## Problem to work on
Read through the data, and wherever a line holds the word "label", write that line out.
+++ Supplied data +++
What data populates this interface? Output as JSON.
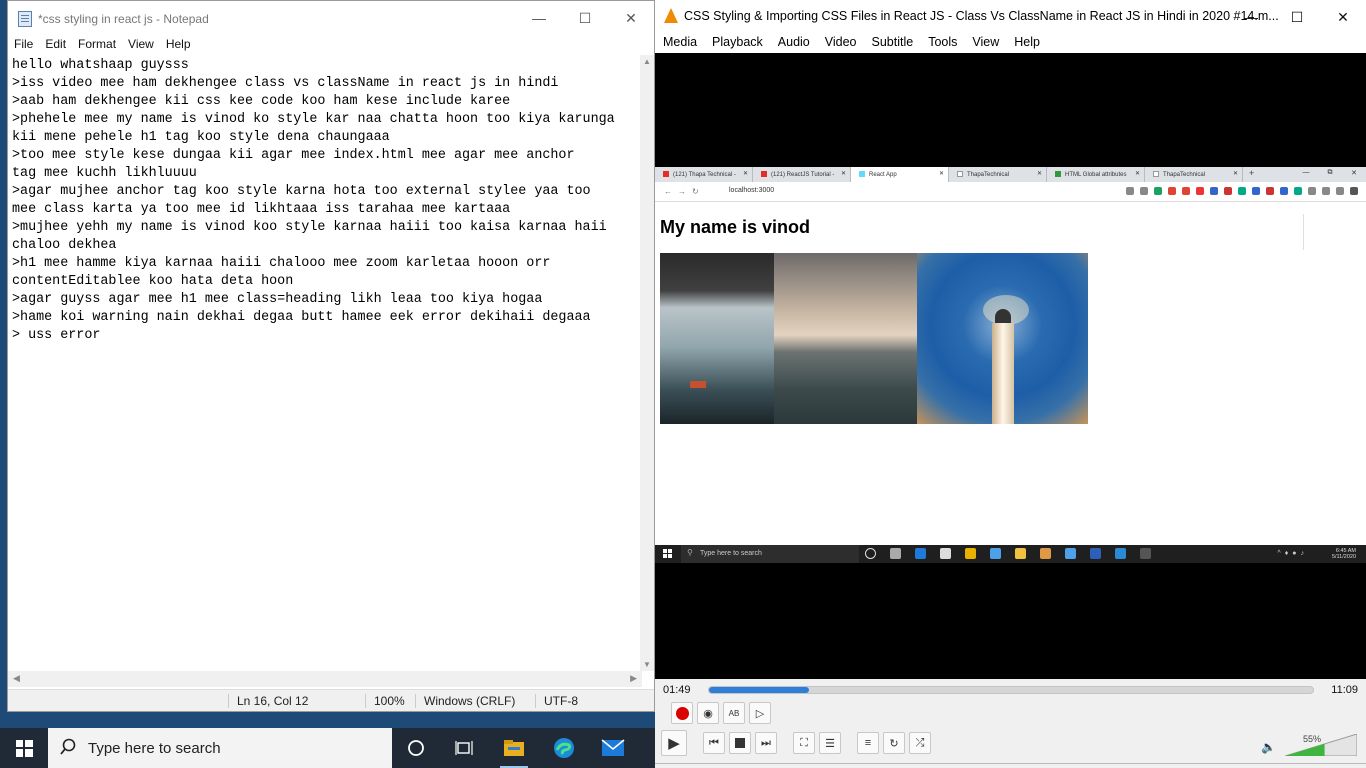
{
  "notepad": {
    "title": "*css styling in react js - Notepad",
    "menu": [
      "File",
      "Edit",
      "Format",
      "View",
      "Help"
    ],
    "lines": [
      "hello whatshaap guysss",
      ">iss video mee ham dekhengee class vs className in react js in hindi",
      ">aab ham dekhengee kii css kee code koo ham kese include karee",
      ">phehele mee my name is vinod ko style kar naa chatta hoon too kiya karunga",
      "kii mene pehele h1 tag koo style dena chaungaaa",
      ">too mee style kese dungaa kii agar mee index.html mee agar mee anchor",
      "tag mee kuchh likhluuuu",
      ">agar mujhee anchor tag koo style karna hota too external stylee yaa too",
      "mee class karta ya too mee id likhtaaa iss tarahaa mee kartaaa",
      ">mujhee yehh my name is vinod koo style karnaa haiii too kaisa karnaa haii",
      "chaloo dekhea",
      ">h1 mee hamme kiya karnaa haiii chalooo mee zoom karletaa hooon orr",
      "contentEditablee koo hata deta hoon",
      ">agar guyss agar mee h1 mee class=heading likh leaa too kiya hogaa",
      ">hame koi warning nain dekhai degaa butt hamee eek error dekihaii degaaa",
      "> uss error"
    ],
    "status": {
      "position": "Ln 16, Col 12",
      "zoom": "100%",
      "line_ending": "Windows (CRLF)",
      "encoding": "UTF-8"
    }
  },
  "vlc": {
    "title": "CSS Styling & Importing CSS Files in React JS - Class Vs ClassName in React JS in Hindi in 2020 #14.m...",
    "menu": [
      "Media",
      "Playback",
      "Audio",
      "Video",
      "Subtitle",
      "Tools",
      "View",
      "Help"
    ],
    "time_current": "01:49",
    "time_total": "11:09",
    "progress": 0.165,
    "volume": "55%",
    "volume_level": 0.55
  },
  "video": {
    "tabs": [
      {
        "label": "(121) Thapa Technical -",
        "favicon_color": "#e52d27"
      },
      {
        "label": "(121) ReactJS Tutorial -",
        "favicon_color": "#e52d27"
      },
      {
        "label": "React App",
        "favicon_color": "#61dafb"
      },
      {
        "label": "ThapaTechnical",
        "favicon_color": "#ffffff"
      },
      {
        "label": "HTML Global attributes",
        "favicon_color": "#2e9a3a"
      },
      {
        "label": "ThapaTechnical",
        "favicon_color": "#ffffff"
      }
    ],
    "url": "localhost:3000",
    "heading": "My name is vinod",
    "taskbar_search": "Type here to search",
    "tray_time": "6:45 AM",
    "tray_date": "5/11/2020"
  },
  "taskbar": {
    "search_placeholder": "Type here to search"
  },
  "colors": {
    "vlc_accent": "#f08a00",
    "seek_fill": "#2f7fd8",
    "record": "#d90000",
    "taskbar": "#1f2a36"
  }
}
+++
## Reply
        "label": "(121) Thapa Technical -",
        "label": "(121) ReactJS Tutorial -",
        "label": "React App",
        "label": "ThapaTechnical",
        "label": "HTML Global attributes",
        "label": "ThapaTechnical",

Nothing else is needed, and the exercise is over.